### Listed entries

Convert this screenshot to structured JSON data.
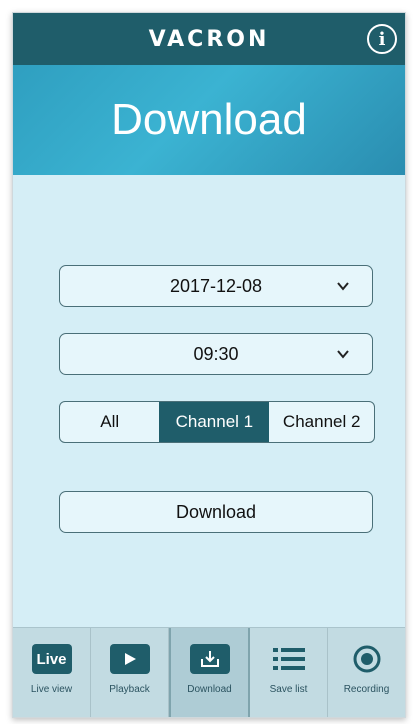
{
  "header": {
    "brand": "VACRON",
    "info_glyph": "i"
  },
  "hero": {
    "title": "Download"
  },
  "form": {
    "date_value": "2017-12-08",
    "time_value": "09:30",
    "channels": [
      "All",
      "Channel 1",
      "Channel 2"
    ],
    "selected_channel": "Channel 1",
    "download_label": "Download"
  },
  "tabbar": {
    "tabs": [
      {
        "label": "Live view",
        "icon": "live-icon",
        "icon_text": "Live"
      },
      {
        "label": "Playback",
        "icon": "play-icon"
      },
      {
        "label": "Download",
        "icon": "download-icon"
      },
      {
        "label": "Save list",
        "icon": "list-icon"
      },
      {
        "label": "Recording",
        "icon": "record-icon"
      }
    ],
    "active_tab": "Download"
  },
  "colors": {
    "primary": "#1f5d6a",
    "hero": "#3bb3d2",
    "background": "#d5eef6",
    "tabbar": "#c2dbe2"
  }
}
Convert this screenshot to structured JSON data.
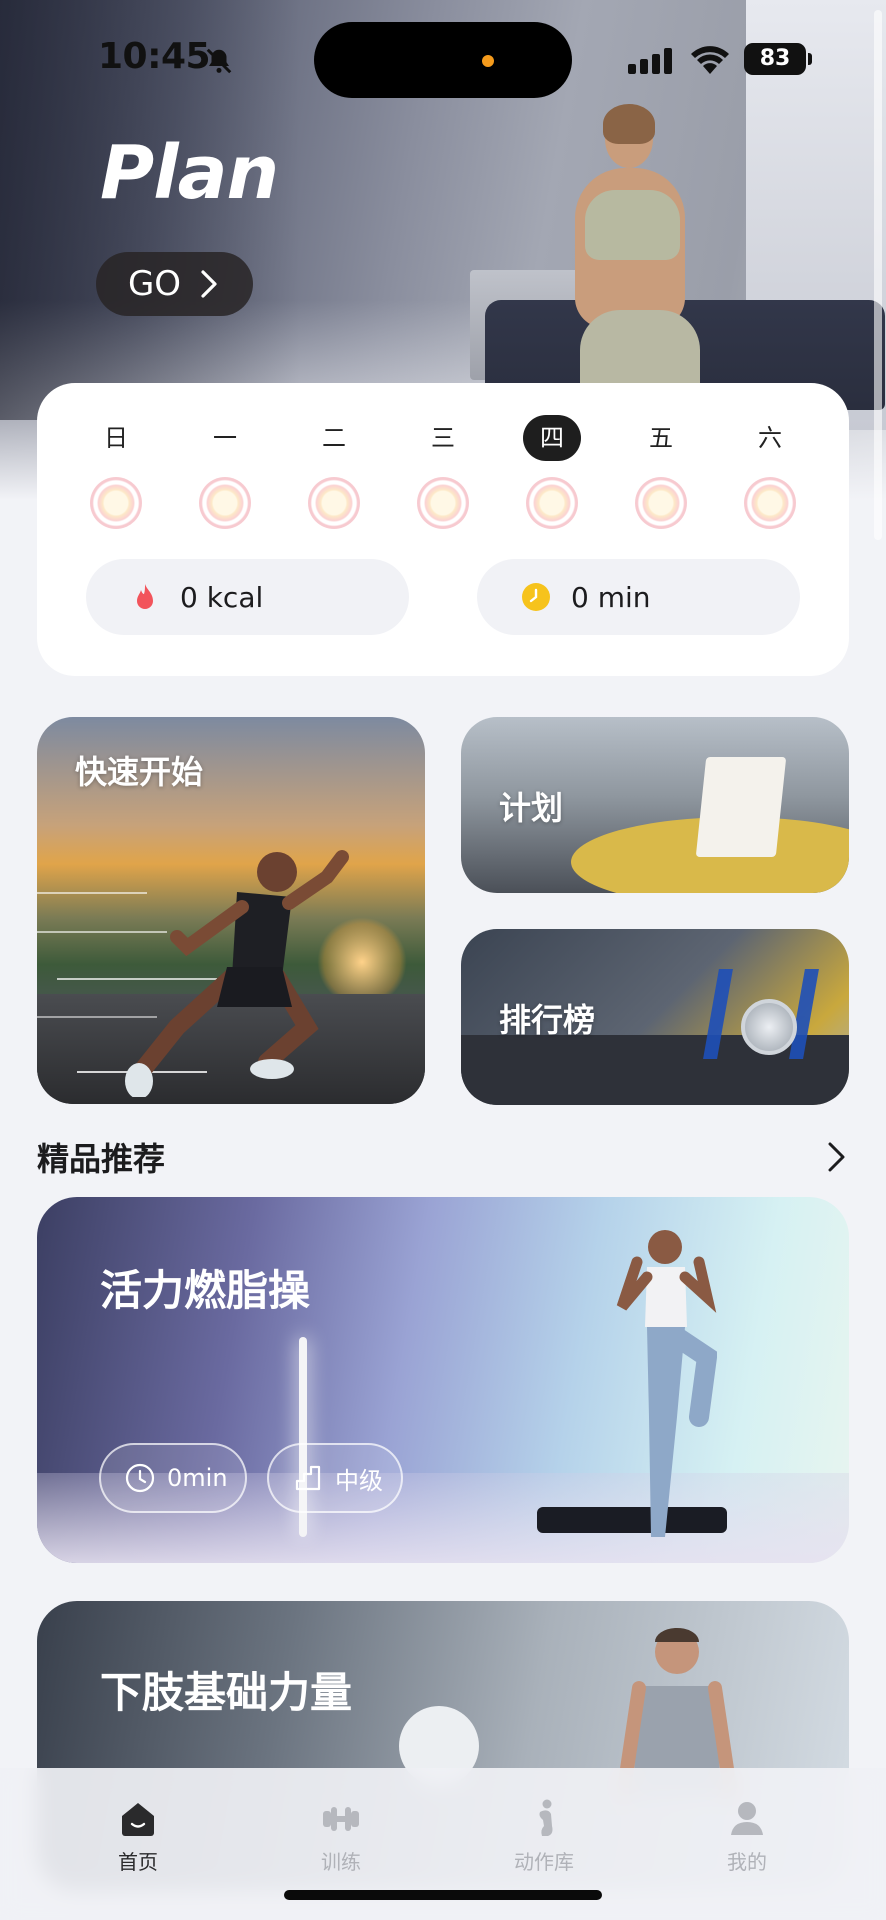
{
  "status": {
    "time": "10:45",
    "battery": "83"
  },
  "hero": {
    "title": "Plan",
    "go_label": "GO"
  },
  "week": {
    "days": [
      "日",
      "一",
      "二",
      "三",
      "四",
      "五",
      "六"
    ],
    "active_day": "四",
    "calories": "0 kcal",
    "duration": "0 min"
  },
  "tiles": {
    "quick_start": "快速开始",
    "plan": "计划",
    "ranking": "排行榜"
  },
  "featured": {
    "title": "精品推荐",
    "items": [
      {
        "title": "活力燃脂操",
        "duration": "0min",
        "level": "中级"
      },
      {
        "title": "下肢基础力量"
      }
    ]
  },
  "tabbar": {
    "items": [
      {
        "label": "首页",
        "icon": "home-icon",
        "active": true
      },
      {
        "label": "训练",
        "icon": "dumbbell-icon",
        "active": false
      },
      {
        "label": "动作库",
        "icon": "stretch-person-icon",
        "active": false
      },
      {
        "label": "我的",
        "icon": "profile-icon",
        "active": false
      }
    ]
  },
  "colors": {
    "accent_dark": "#1e1e1e",
    "flame": "#f2545b",
    "clock_yellow": "#f6c31c",
    "background": "#f2f3f7"
  }
}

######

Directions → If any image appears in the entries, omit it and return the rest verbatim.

Answer to this exercise →
Convert this screenshot to structured JSON data.
{
  "header": {
    "brand": "VACRON",
    "info_glyph": "i"
  },
  "hero": {
    "title": "Download"
  },
  "form": {
    "date_value": "2017-12-08",
    "time_value": "09:30",
    "channels": [
      "All",
      "Channel 1",
      "Channel 2"
    ],
    "selected_channel": "Channel 1",
    "download_label": "Download"
  },
  "tabbar": {
    "tabs": [
      {
        "label": "Live view",
        "icon": "live-icon",
        "icon_text": "Live"
      },
      {
        "label": "Playback",
        "icon": "play-icon"
      },
      {
        "label": "Download",
        "icon": "download-icon"
      },
      {
        "label": "Save list",
        "icon": "list-icon"
      },
      {
        "label": "Recording",
        "icon": "record-icon"
      }
    ],
    "active_tab": "Download"
  },
  "colors": {
    "primary": "#1f5d6a",
    "hero": "#3bb3d2",
    "background": "#d5eef6",
    "tabbar": "#c2dbe2"
  }
}
Convert this screenshot to structured JSON data.
{
  "status": {
    "time": "10:45",
    "battery": "83"
  },
  "hero": {
    "title": "Plan",
    "go_label": "GO"
  },
  "week": {
    "days": [
      "日",
      "一",
      "二",
      "三",
      "四",
      "五",
      "六"
    ],
    "active_day": "四",
    "calories": "0 kcal",
    "duration": "0 min"
  },
  "tiles": {
    "quick_start": "快速开始",
    "plan": "计划",
    "ranking": "排行榜"
  },
  "featured": {
    "title": "精品推荐",
    "items": [
      {
        "title": "活力燃脂操",
        "duration": "0min",
        "level": "中级"
      },
      {
        "title": "下肢基础力量"
      }
    ]
  },
  "tabbar": {
    "items": [
      {
        "label": "首页",
        "icon": "home-icon",
        "active": true
      },
      {
        "label": "训练",
        "icon": "dumbbell-icon",
        "active": false
      },
      {
        "label": "动作库",
        "icon": "stretch-person-icon",
        "active": false
      },
      {
        "label": "我的",
        "icon": "profile-icon",
        "active": false
      }
    ]
  },
  "colors": {
    "accent_dark": "#1e1e1e",
    "flame": "#f2545b",
    "clock_yellow": "#f6c31c",
    "background": "#f2f3f7"
  }
}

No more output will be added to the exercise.